»»
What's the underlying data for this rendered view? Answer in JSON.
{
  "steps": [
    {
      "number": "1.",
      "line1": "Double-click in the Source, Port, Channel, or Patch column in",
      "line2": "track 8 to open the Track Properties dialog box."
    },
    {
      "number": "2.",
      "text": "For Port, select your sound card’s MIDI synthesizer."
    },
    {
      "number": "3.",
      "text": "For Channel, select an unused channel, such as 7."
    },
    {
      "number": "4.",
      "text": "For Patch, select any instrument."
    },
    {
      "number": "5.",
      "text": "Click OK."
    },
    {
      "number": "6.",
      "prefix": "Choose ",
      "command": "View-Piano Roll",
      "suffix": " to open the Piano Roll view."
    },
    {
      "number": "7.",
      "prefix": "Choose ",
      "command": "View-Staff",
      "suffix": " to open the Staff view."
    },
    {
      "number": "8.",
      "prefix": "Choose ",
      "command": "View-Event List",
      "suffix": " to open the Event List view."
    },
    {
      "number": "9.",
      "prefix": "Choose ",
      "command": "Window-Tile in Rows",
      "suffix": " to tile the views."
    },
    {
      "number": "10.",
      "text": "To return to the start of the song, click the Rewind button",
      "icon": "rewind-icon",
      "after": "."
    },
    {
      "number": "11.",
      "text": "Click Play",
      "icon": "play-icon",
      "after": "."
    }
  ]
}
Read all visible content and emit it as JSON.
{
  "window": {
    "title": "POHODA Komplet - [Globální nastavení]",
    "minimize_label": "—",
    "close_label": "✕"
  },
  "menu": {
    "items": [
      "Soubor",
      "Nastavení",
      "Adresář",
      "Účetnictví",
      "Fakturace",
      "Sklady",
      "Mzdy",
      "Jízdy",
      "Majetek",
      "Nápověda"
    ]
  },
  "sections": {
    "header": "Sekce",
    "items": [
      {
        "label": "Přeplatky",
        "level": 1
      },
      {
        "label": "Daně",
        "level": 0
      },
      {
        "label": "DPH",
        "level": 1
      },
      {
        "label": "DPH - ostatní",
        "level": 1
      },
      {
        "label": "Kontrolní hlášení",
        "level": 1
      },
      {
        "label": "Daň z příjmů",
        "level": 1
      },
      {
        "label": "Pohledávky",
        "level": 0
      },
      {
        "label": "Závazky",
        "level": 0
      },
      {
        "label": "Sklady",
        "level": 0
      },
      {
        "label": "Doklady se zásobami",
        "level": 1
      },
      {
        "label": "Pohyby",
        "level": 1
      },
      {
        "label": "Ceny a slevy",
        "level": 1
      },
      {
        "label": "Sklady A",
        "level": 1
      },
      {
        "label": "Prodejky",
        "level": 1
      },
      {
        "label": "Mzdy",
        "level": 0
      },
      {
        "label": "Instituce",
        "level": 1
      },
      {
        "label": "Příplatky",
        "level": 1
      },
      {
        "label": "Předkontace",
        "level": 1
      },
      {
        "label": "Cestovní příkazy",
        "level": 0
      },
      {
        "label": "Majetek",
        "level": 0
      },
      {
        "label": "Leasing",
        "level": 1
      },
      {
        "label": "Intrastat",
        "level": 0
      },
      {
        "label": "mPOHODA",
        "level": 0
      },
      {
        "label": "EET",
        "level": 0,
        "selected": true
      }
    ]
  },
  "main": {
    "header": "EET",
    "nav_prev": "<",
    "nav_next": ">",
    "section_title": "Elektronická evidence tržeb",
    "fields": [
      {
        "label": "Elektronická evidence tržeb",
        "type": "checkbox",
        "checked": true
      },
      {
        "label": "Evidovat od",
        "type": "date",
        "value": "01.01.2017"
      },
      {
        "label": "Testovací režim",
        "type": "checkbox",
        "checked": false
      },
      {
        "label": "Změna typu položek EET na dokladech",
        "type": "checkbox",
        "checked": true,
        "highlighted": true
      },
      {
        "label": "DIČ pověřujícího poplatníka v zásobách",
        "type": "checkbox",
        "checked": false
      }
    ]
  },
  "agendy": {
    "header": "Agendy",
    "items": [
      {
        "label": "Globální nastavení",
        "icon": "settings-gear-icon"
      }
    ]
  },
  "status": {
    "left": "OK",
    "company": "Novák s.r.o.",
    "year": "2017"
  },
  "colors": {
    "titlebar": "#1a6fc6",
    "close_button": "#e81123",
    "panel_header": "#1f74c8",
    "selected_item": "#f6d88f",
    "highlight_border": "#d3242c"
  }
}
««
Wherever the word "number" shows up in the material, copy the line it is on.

■ **EXERCISE RESULT**:
      "number": "1.",
      "number": "2.",
      "number": "3.",
      "number": "4.",
      "number": "5.",
      "number": "6.",
      "number": "7.",
      "number": "8.",
      "number": "9.",
      "number": "10.",
      "number": "11.",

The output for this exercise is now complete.